One aspect of the post-election controversy has been rather gratifying, and I hope that this also is not lost on those Trump voters who are anxious about the nation getting its bearings as a new administration takes power. I refer to the many conversations that concerned citizens are now having on social media, talk radio, blogs, and amongst themselves regarding issues that are symptomatic of the reasons they voted for Trump in the first place. These go beyond what were major talking points during the campaigning, but which are all-important as they relate to the corruption, greed, and power-brokering that’s been the hallmark of our government for too long.
Over the past few days, I’ve heard more questions such as these from average Americans than I’ve heard over the course of several years. Although I am paraphrasing, it doesn’t get any more germane than this when one considers the sort of promises Donald Trump made as a candidate:
Why, for example, do we have a Hungarian-born former Nazi collaborator who, naturalized citizen or not, has enjoyed a free hand in his subversive attempts to redesign America in his oligarchical collectivist image?
By extension, why do we allow the openly subversive to freely act to the detriment of constitutional authority on the basis of perverted interpretations of the First Amendment when we should be prosecuting, imprisoning, and in some cases, deporting such entities?
Why do we have expansionist federal agencies that have increasingly and unilaterally exercised powers not bestowed upon them by the Constitution, such as the seizure of property and assets, and the unlawful imprisonment of American citizens?
Why do we allow incestuous and detrimental relationships to exist between certain federal agencies and those in the private sector, such as key industries and banking, or allow members of Congress to engage in activities like insider trading, which would land the rest of us in prison?

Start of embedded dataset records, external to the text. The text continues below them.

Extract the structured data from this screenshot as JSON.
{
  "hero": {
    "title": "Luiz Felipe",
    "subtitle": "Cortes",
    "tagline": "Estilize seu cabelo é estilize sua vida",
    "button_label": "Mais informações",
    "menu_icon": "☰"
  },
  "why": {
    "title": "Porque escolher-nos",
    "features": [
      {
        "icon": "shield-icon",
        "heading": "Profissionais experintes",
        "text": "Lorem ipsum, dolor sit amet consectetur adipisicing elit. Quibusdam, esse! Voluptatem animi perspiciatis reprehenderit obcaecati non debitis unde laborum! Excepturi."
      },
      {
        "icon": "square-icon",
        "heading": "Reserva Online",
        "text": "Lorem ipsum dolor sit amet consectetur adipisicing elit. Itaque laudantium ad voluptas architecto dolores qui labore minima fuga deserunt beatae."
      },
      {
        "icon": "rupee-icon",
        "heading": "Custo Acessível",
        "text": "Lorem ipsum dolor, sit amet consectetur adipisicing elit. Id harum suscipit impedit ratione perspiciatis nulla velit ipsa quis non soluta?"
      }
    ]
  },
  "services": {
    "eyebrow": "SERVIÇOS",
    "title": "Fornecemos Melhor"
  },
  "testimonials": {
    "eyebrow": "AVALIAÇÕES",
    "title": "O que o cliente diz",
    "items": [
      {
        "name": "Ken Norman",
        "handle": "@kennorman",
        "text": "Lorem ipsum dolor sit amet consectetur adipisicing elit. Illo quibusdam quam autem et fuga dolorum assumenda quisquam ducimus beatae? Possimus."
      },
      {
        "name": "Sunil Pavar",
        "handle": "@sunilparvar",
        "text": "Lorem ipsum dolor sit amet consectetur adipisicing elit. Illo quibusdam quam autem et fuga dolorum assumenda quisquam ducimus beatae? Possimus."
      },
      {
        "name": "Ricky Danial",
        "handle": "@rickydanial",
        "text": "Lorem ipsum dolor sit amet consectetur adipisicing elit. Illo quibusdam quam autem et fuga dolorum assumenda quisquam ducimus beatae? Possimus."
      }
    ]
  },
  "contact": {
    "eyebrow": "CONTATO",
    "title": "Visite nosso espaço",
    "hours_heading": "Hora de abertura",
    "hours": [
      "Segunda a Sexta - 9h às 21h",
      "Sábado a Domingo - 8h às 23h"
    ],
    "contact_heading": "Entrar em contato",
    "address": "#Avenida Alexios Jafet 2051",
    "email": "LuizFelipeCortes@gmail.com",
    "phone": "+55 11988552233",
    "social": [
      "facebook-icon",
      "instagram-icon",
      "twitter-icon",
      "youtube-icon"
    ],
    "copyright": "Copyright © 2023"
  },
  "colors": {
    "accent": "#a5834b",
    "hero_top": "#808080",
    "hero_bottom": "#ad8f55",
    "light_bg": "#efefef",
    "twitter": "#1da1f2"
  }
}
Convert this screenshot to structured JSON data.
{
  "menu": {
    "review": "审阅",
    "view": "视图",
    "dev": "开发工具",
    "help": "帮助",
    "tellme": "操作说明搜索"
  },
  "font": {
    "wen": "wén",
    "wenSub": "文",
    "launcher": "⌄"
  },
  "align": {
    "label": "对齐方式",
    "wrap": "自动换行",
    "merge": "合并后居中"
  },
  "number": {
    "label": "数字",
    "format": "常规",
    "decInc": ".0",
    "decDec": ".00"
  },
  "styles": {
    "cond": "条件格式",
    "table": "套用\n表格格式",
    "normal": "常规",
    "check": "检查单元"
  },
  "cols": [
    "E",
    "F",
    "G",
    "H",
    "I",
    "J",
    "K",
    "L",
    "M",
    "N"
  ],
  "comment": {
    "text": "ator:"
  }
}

Wouldn’t now be a very good time to consider an investigation of the current administration given the Cyclopean heap of evidence that its principals committed not only treason, but war crimes and crimes against humanity?
These questions and others are the ones we should be asking of the nascent Trump administration going forward, rather than engaging in echo chamber discussions around what the new President might do about jobs, trade, and national security.
Originally published in WorldNetDaily